#### Extracted data:
★ ★ ★
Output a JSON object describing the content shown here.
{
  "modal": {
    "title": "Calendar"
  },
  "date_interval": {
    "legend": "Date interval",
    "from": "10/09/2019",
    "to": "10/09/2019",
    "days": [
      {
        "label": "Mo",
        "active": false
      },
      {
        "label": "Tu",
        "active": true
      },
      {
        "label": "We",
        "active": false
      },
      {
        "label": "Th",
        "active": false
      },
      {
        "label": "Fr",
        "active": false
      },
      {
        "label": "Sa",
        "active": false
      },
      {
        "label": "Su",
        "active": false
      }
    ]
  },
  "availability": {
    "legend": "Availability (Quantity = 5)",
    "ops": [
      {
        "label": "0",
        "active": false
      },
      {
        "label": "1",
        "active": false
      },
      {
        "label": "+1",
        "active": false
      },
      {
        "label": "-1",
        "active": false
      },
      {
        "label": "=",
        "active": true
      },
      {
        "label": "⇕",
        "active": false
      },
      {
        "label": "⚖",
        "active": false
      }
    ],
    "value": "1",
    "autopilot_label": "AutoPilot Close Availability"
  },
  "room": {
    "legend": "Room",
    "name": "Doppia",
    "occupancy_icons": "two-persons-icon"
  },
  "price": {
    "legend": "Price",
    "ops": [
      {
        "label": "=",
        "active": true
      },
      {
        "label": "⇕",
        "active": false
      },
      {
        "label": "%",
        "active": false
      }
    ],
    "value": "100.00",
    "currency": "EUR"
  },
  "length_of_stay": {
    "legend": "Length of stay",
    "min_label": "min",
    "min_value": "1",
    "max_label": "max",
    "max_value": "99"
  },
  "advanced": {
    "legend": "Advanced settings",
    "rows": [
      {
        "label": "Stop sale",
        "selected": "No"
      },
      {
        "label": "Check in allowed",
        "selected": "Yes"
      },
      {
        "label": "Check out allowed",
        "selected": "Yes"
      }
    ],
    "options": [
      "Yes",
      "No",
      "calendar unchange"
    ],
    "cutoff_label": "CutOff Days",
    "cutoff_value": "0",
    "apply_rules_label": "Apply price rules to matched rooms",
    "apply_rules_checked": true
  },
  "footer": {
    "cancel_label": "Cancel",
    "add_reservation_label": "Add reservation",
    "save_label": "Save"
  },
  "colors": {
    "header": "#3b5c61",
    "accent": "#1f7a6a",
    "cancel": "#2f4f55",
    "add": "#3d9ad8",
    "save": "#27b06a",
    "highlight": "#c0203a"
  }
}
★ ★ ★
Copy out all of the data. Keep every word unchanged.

Output a JSON object describing the content shown here.
{
  "modal": {
    "title": "Calendar"
  },
  "date_interval": {
    "legend": "Date interval",
    "from": "10/09/2019",
    "to": "10/09/2019",
    "days": [
      {
        "label": "Mo",
        "active": false
      },
      {
        "label": "Tu",
        "active": true
      },
      {
        "label": "We",
        "active": false
      },
      {
        "label": "Th",
        "active": false
      },
      {
        "label": "Fr",
        "active": false
      },
      {
        "label": "Sa",
        "active": false
      },
      {
        "label": "Su",
        "active": false
      }
    ]
  },
  "availability": {
    "legend": "Availability (Quantity = 5)",
    "ops": [
      {
        "label": "0",
        "active": false
      },
      {
        "label": "1",
        "active": false
      },
      {
        "label": "+1",
        "active": false
      },
      {
        "label": "-1",
        "active": false
      },
      {
        "label": "=",
        "active": true
      },
      {
        "label": "⇕",
        "active": false
      },
      {
        "label": "⚖",
        "active": false
      }
    ],
    "value": "1",
    "autopilot_label": "AutoPilot Close Availability"
  },
  "room": {
    "legend": "Room",
    "name": "Doppia",
    "occupancy_icons": "two-persons-icon"
  },
  "price": {
    "legend": "Price",
    "ops": [
      {
        "label": "=",
        "active": true
      },
      {
        "label": "⇕",
        "active": false
      },
      {
        "label": "%",
        "active": false
      }
    ],
    "value": "100.00",
    "currency": "EUR"
  },
  "length_of_stay": {
    "legend": "Length of stay",
    "min_label": "min",
    "min_value": "1",
    "max_label": "max",
    "max_value": "99"
  },
  "advanced": {
    "legend": "Advanced settings",
    "rows": [
      {
        "label": "Stop sale",
        "selected": "No"
      },
      {
        "label": "Check in allowed",
        "selected": "Yes"
      },
      {
        "label": "Check out allowed",
        "selected": "Yes"
      }
    ],
    "options": [
      "Yes",
      "No",
      "calendar unchange"
    ],
    "cutoff_label": "CutOff Days",
    "cutoff_value": "0",
    "apply_rules_label": "Apply price rules to matched rooms",
    "apply_rules_checked": true
  },
  "footer": {
    "cancel_label": "Cancel",
    "add_reservation_label": "Add reservation",
    "save_label": "Save"
  },
  "colors": {
    "header": "#3b5c61",
    "accent": "#1f7a6a",
    "cancel": "#2f4f55",
    "add": "#3d9ad8",
    "save": "#27b06a",
    "highlight": "#c0203a"
  }
}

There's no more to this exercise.